Rose found that this enhanced dispersibility of Wondra was particularly useful when used in a genoise – the flour particles mixed easily and quickly with the batter, which helped to avoid overstirring and deflation of the whisked eggs.
As I said earlier, we can’t get Wondra in the UK. We can get a flour that is similarly marketed as being ‘thickeningly easy’ in sauce and gravy-making, however – Carr’s Sauce flour.
It’s not quite the same. It isn’t bleached, for a start. Or agglomerated (unless they’re just not admitting to that bit). Apparently, it’s made from “wheats that by nature do not form glutinous lumps with the addition of liquids.”
It doesn’t really look the same as Wondra, either. It doesn’t flow freely but behaves like regular flour in the packet and on the spoon. It’s also whiter.
It does disperse easily in water, however … and also in genoise cake batters.

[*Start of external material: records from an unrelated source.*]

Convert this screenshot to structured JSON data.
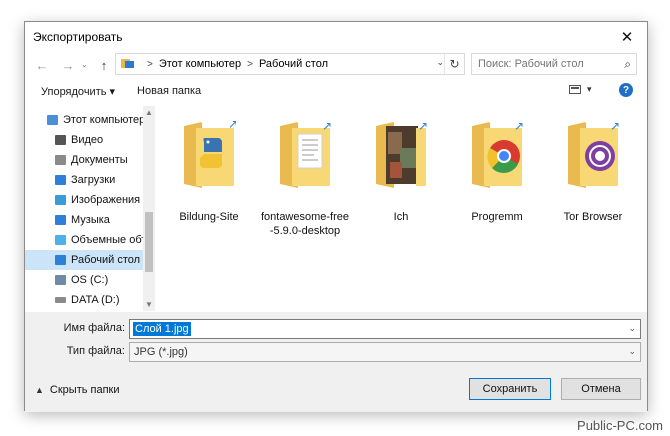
{
  "window": {
    "title": "Экспортировать",
    "close_label": "✕"
  },
  "address": {
    "back_icon": "arrow-left-icon",
    "forward_icon": "arrow-right-icon",
    "up_icon": "arrow-up-icon",
    "breadcrumbs": [
      "Этот компьютер",
      "Рабочий стол"
    ],
    "search_placeholder": "Поиск: Рабочий стол"
  },
  "toolbar": {
    "organize_label": "Упорядочить ▾",
    "new_folder_label": "Новая папка",
    "help_label": "?"
  },
  "sidebar": {
    "items": [
      {
        "label": "Этот компьютер",
        "icon": "computer-icon",
        "color": "#4a90d9"
      },
      {
        "label": "Видео",
        "icon": "video-folder-icon",
        "color": "#555555"
      },
      {
        "label": "Документы",
        "icon": "documents-folder-icon",
        "color": "#8a8a8a"
      },
      {
        "label": "Загрузки",
        "icon": "downloads-folder-icon",
        "color": "#2e7fd6"
      },
      {
        "label": "Изображения",
        "icon": "pictures-folder-icon",
        "color": "#3a9bd6"
      },
      {
        "label": "Музыка",
        "icon": "music-folder-icon",
        "color": "#2e7fd6"
      },
      {
        "label": "Объемные объ",
        "icon": "3d-objects-folder-icon",
        "color": "#4fb0e8"
      },
      {
        "label": "Рабочий стол",
        "icon": "desktop-folder-icon",
        "color": "#2e7fd6",
        "selected": true
      },
      {
        "label": "OS (C:)",
        "icon": "windows-drive-icon",
        "color": "#6e8aa6"
      },
      {
        "label": "DATA (D:)",
        "icon": "drive-icon",
        "color": "#8a8a8a"
      }
    ]
  },
  "files": [
    {
      "label": "Bildung-Site",
      "icon": "python-folder-icon",
      "accent": "#3a74b0"
    },
    {
      "label": "fontawesome-free-5.9.0-desktop",
      "icon": "document-folder-icon",
      "accent": "#ffffff"
    },
    {
      "label": "Ich",
      "icon": "photo-folder-icon",
      "accent": "#4d3b2c"
    },
    {
      "label": "Progremm",
      "icon": "chrome-folder-icon",
      "accent": "#d93a2f"
    },
    {
      "label": "Tor Browser",
      "icon": "tor-folder-icon",
      "accent": "#7d3fa0"
    }
  ],
  "form": {
    "filename_label": "Имя файла:",
    "filename_value": "Слой 1.jpg",
    "filetype_label": "Тип файла:",
    "filetype_value": "JPG (*.jpg)"
  },
  "footer": {
    "hide_folders_label": "Скрыть папки",
    "save_label": "Сохранить",
    "cancel_label": "Отмена"
  },
  "watermark": "Public-PC.com",
  "colors": {
    "accent": "#0078d7",
    "selection": "#cce4f7",
    "folder": "#f8d775"
  }
}
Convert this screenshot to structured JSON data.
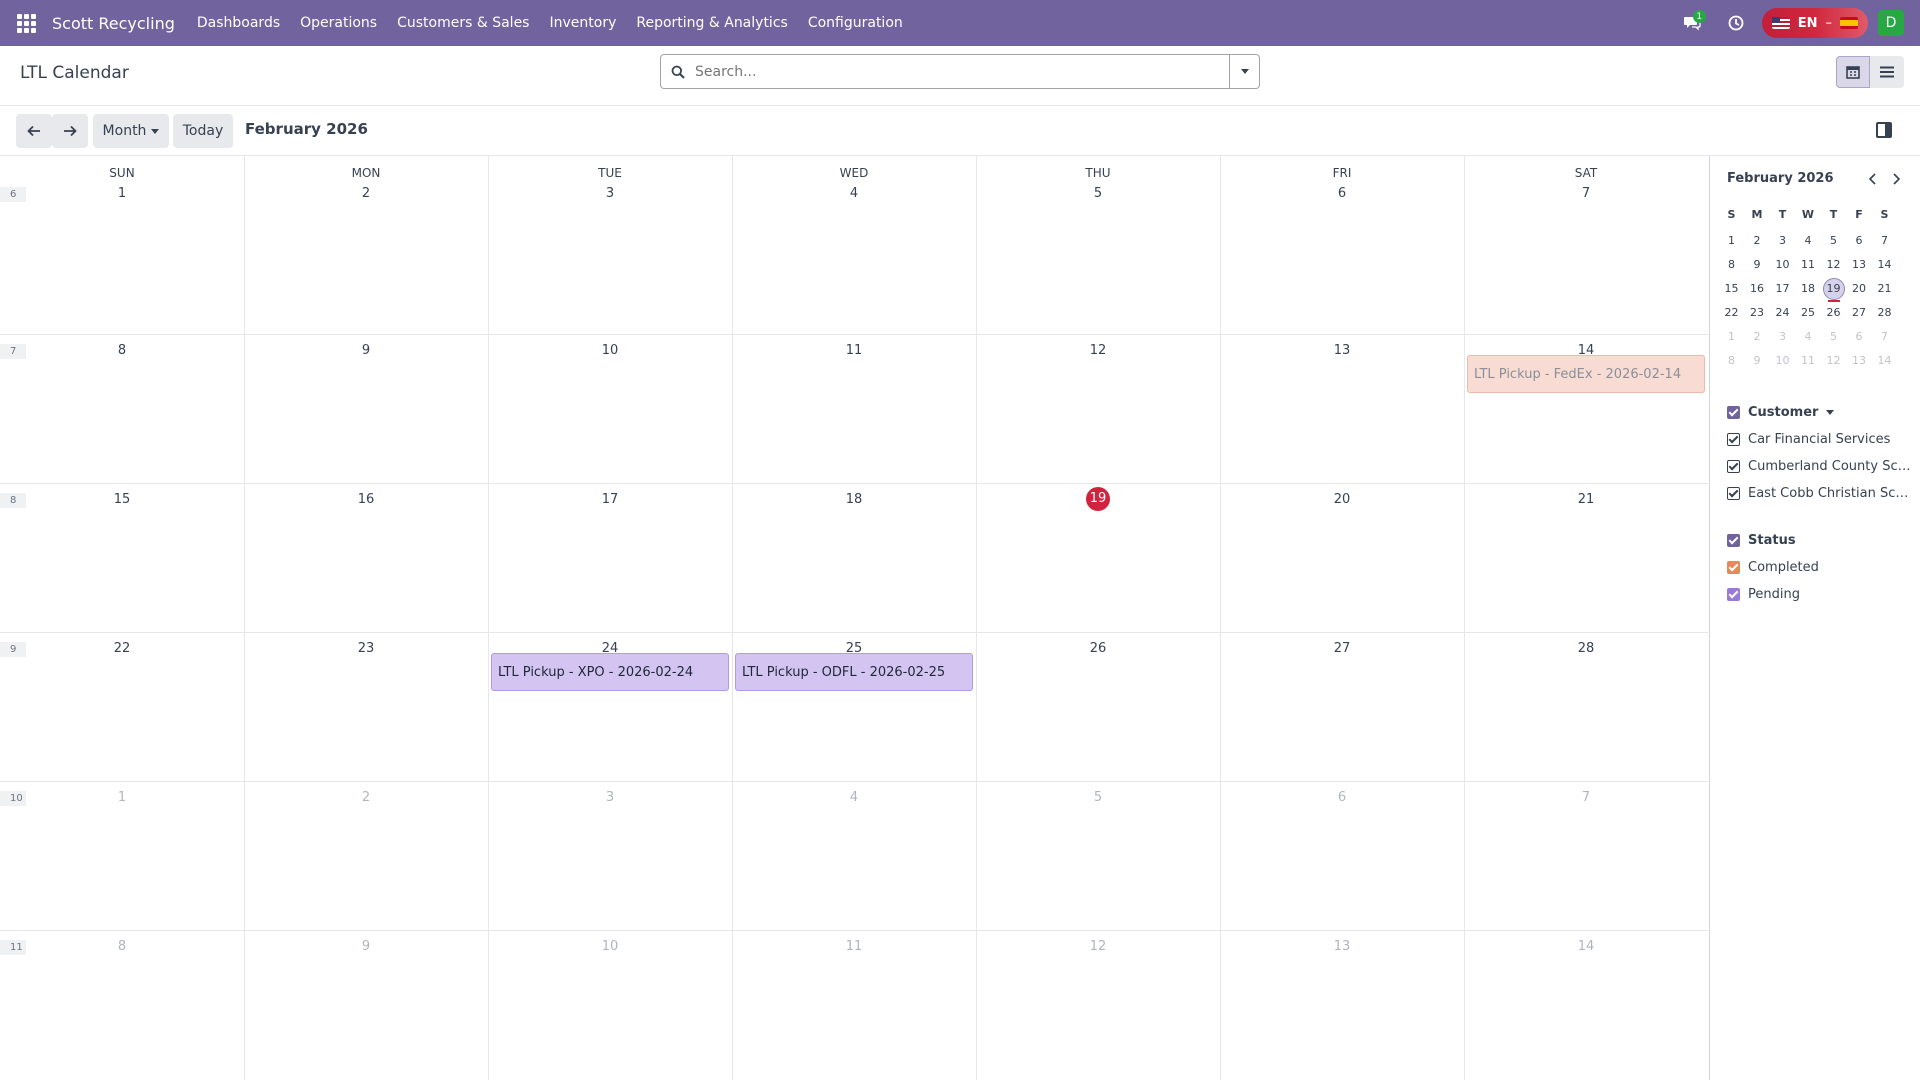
{
  "app": {
    "brand": "Scott Recycling",
    "menu": [
      "Dashboards",
      "Operations",
      "Customers & Sales",
      "Inventory",
      "Reporting & Analytics",
      "Configuration"
    ],
    "messages_count": "1",
    "language": "EN",
    "user_initial": "D"
  },
  "control": {
    "title": "LTL Calendar",
    "search_placeholder": "Search..."
  },
  "toolbar": {
    "scale_label": "Month",
    "today_label": "Today",
    "period_label": "February 2026"
  },
  "calendar": {
    "weekdays": [
      "SUN",
      "MON",
      "TUE",
      "WED",
      "THU",
      "FRI",
      "SAT"
    ],
    "weeks": [
      {
        "number": "6",
        "days": [
          "1",
          "2",
          "3",
          "4",
          "5",
          "6",
          "7"
        ],
        "muted": [
          false,
          false,
          false,
          false,
          false,
          false,
          false
        ]
      },
      {
        "number": "7",
        "days": [
          "8",
          "9",
          "10",
          "11",
          "12",
          "13",
          "14"
        ],
        "muted": [
          false,
          false,
          false,
          false,
          false,
          false,
          false
        ]
      },
      {
        "number": "8",
        "days": [
          "15",
          "16",
          "17",
          "18",
          "19",
          "20",
          "21"
        ],
        "muted": [
          false,
          false,
          false,
          false,
          false,
          false,
          false
        ]
      },
      {
        "number": "9",
        "days": [
          "22",
          "23",
          "24",
          "25",
          "26",
          "27",
          "28"
        ],
        "muted": [
          false,
          false,
          false,
          false,
          false,
          false,
          false
        ]
      },
      {
        "number": "10",
        "days": [
          "1",
          "2",
          "3",
          "4",
          "5",
          "6",
          "7"
        ],
        "muted": [
          true,
          true,
          true,
          true,
          true,
          true,
          true
        ]
      },
      {
        "number": "11",
        "days": [
          "8",
          "9",
          "10",
          "11",
          "12",
          "13",
          "14"
        ],
        "muted": [
          true,
          true,
          true,
          true,
          true,
          true,
          true
        ]
      }
    ],
    "today": {
      "week": 2,
      "day": 4
    },
    "events": [
      {
        "title": "LTL Pickup - FedEx - 2026-02-14",
        "week": 1,
        "day": 6,
        "status": "completed"
      },
      {
        "title": "LTL Pickup - XPO - 2026-02-24",
        "week": 3,
        "day": 2,
        "status": "pending"
      },
      {
        "title": "LTL Pickup - ODFL - 2026-02-25",
        "week": 3,
        "day": 3,
        "status": "pending"
      }
    ]
  },
  "sidebar": {
    "mini_title": "February 2026",
    "mini_weekdays": [
      "S",
      "M",
      "T",
      "W",
      "T",
      "F",
      "S"
    ],
    "mini_weeks": [
      [
        "1",
        "2",
        "3",
        "4",
        "5",
        "6",
        "7"
      ],
      [
        "8",
        "9",
        "10",
        "11",
        "12",
        "13",
        "14"
      ],
      [
        "15",
        "16",
        "17",
        "18",
        "19",
        "20",
        "21"
      ],
      [
        "22",
        "23",
        "24",
        "25",
        "26",
        "27",
        "28"
      ],
      [
        "1",
        "2",
        "3",
        "4",
        "5",
        "6",
        "7"
      ],
      [
        "8",
        "9",
        "10",
        "11",
        "12",
        "13",
        "14"
      ]
    ],
    "mini_muted_from_row": 4,
    "mini_today": {
      "row": 2,
      "col": 4
    },
    "customer_filter": {
      "title": "Customer",
      "items": [
        "Car Financial Services",
        "Cumberland County Schools",
        "East Cobb Christian School"
      ]
    },
    "status_filter": {
      "title": "Status",
      "items": [
        {
          "label": "Completed",
          "color": "#e9895b"
        },
        {
          "label": "Pending",
          "color": "#9b7ad6"
        }
      ]
    }
  },
  "colors": {
    "navbar": "#71639e",
    "today": "#d1233d",
    "pending_event": "#d3c4f2",
    "completed_event": "#f8dcd4"
  }
}
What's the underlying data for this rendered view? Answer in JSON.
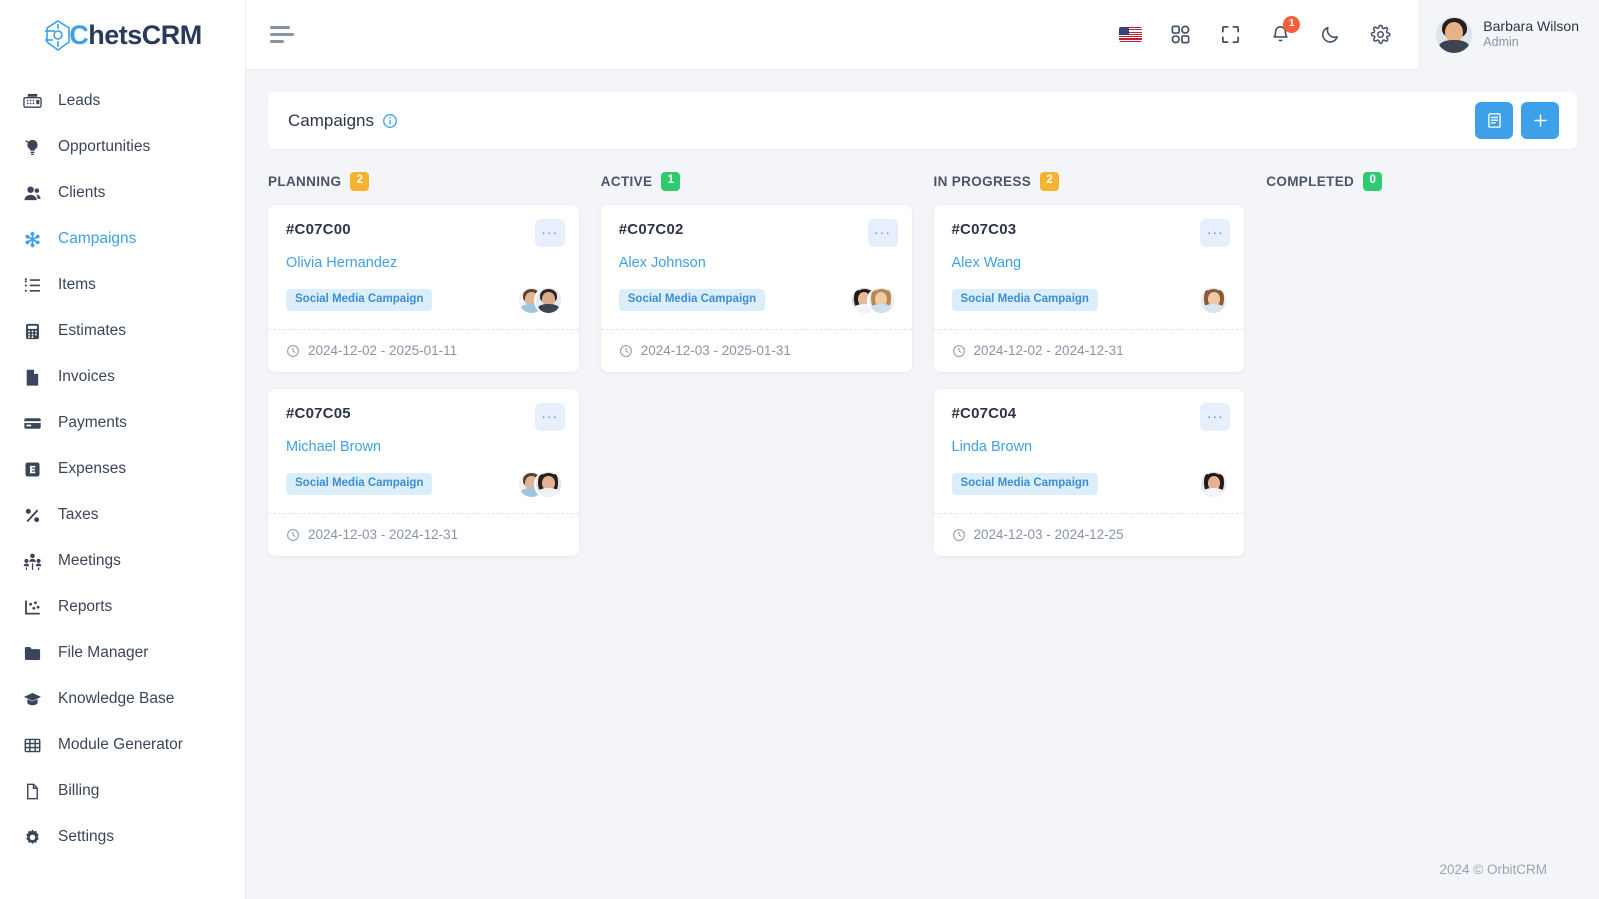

I’m a shockingly inexperienced genoise-baker, but I can certainly confirm that the texture and taste of the orange whisky genoise I made last week with Carr’s Sauce flour were at least as good as I remember them being when Rose made her genoise with Wondra flour. If my own cake didn’t rise quite so high as it should have done, it was purely because about a third of the batter ended up all over T, my little kitchen helper!
I have some Wondra left over from Rose’s visit, so perhaps I will attempt a direct comparison one day soon. For now, I’m happy in the knowledge that I can ‘face my fear and do it anyway’ .